In the time trends graph below, click on "All drug poisonings" and other collective series in the legend in order to better see less aggregated or common drug categories.

Data sources: Washington State Department of Health. Q = quarter.
Data sources: Washington State Department of Health. Q = quarter.

County-specific increases in deaths involving drug types of interest

Only one county, King, saw notable jumps in any type of drug death in Q2 2021, in the overlapping fentanyls and other synthetic opioids categories (to 77 deaths in the quarter). By "notable" we mean the count in the most recent quarter is more than double the average over the prior 3 years (12 quarters).

Data notes

Certification of deaths in the United States relies on a devolved, usually county-based process. As we discuss elsewhere in these pages (see our opioid deaths page and major drug deaths page for more information) deaths involving drugs are a particular challenge. This New York Times Magazine article addresses some of the myriad issues inherent in the US death certification system through the lens of the opioid crisis.

Whereas the "official" death certificate data we use elsewhere go through a centralized process designed to create a more uniform national dataset, on this page we use a different data source. The Washington state Department of Health publishes preliminary drug death counts for recent quarters. Drug deaths take longer to certify than most other deaths, and so pending death certificates at any point in time will be disproportionately drug deaths. As such, some counts presented for more recent quarters will almost certainly increase.

Drug-caused deaths are compiled by the state Department of Health based on individual-level death certificate data. They represent reported drug poisonings (based on ICD-10 codes X40-X44, X60-X64, X85, and Y10-Y14 as the underlying cause of death) involving Washington residents who died in Washington. This common definition excludes cases where alcohol poisoning or alcoholism, carbon monoxide poisoning, etc., was coded as the underlying cause of death. Many drug deaths involve multiple drugs, and identifying the single drug out of many that resulted in death is impossible. Thus, these deaths are best described as drug poisonings involving the drug or category of drugs specified.

Although identification of drugs in deaths has improved over time, for heroin as well as fentanyls in particular, the time period presented here entails fairly constant accuracy of drug classification within jurisdiction. There may remain important differences across jurisdictions, particularly to the extent that death determination does not involve enlisting the aid of the state toxicology lab. Furthermore, some counties have recently put special emphasis on fentanyl deaths and are identifying those deaths more quickly than other deaths. Again, the data presented here are preliminary and will change.

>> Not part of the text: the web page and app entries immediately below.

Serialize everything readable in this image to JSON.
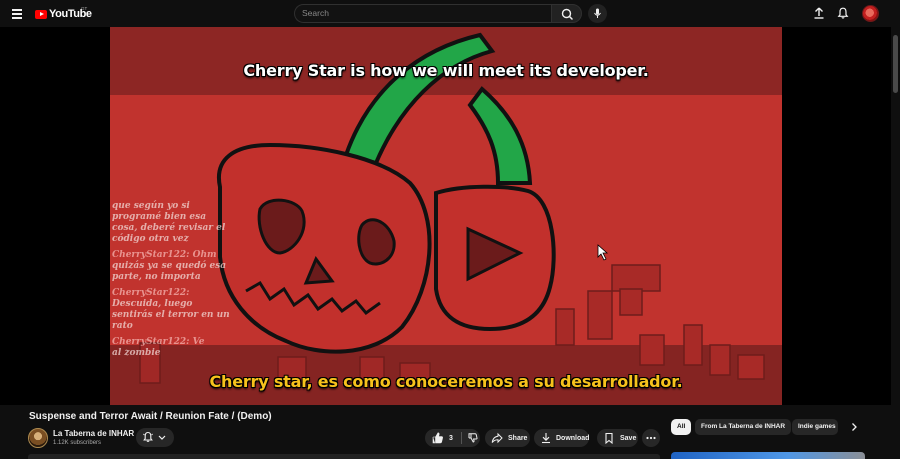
{
  "header": {
    "logo_text": "YouTube",
    "logo_country": "GT",
    "search_placeholder": "Search"
  },
  "video": {
    "caption_top": "Cherry Star is how we will meet its developer.",
    "caption_bottom": "Cherry star, es como conoceremos a su desarrollador.",
    "chat_lines": [
      "que según yo si",
      "programé bien esa",
      "cosa, deberé revisar el",
      "código otra vez",
      "CherryStar122: Ohm",
      "quizás ya se quedó esa",
      "parte, no importa",
      "CherryStar122:",
      "Descuida, luego",
      "sentirás el terror en un",
      "rato",
      "CherryStar122: Ve",
      "al zombie"
    ],
    "colors": {
      "background": "#c1332e",
      "stem": "#1fa84a",
      "caption_bottom": "#f7c21c"
    }
  },
  "meta": {
    "title": "Suspense and Terror Await / Reunion Fate / (Demo)",
    "channel_name": "La Taberna de INHAR",
    "subscribers": "1.12K subscribers"
  },
  "actions": {
    "like_count": "3",
    "share_label": "Share",
    "download_label": "Download",
    "save_label": "Save"
  },
  "chips": {
    "all": "All",
    "from_channel": "From La Taberna de INHAR",
    "indie_games": "Indie games"
  }
}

The Department of Health, beginning with Q1 and Q2 2021, now suppresses counts between 1 and 9. This means that we can no longer witness a particular drug in a particular county jump from an average of 2 to 5, or from 9 to 19 etc. This means we will no longer present maps of jumps, as in the prior version of this page, because smaller counties are being censored. The absence of discussion of a particular drug category (e.g., fentanyls) in a particular county (e.g., Mason) should not be taken as meaning that drug is not growing in threat in that county.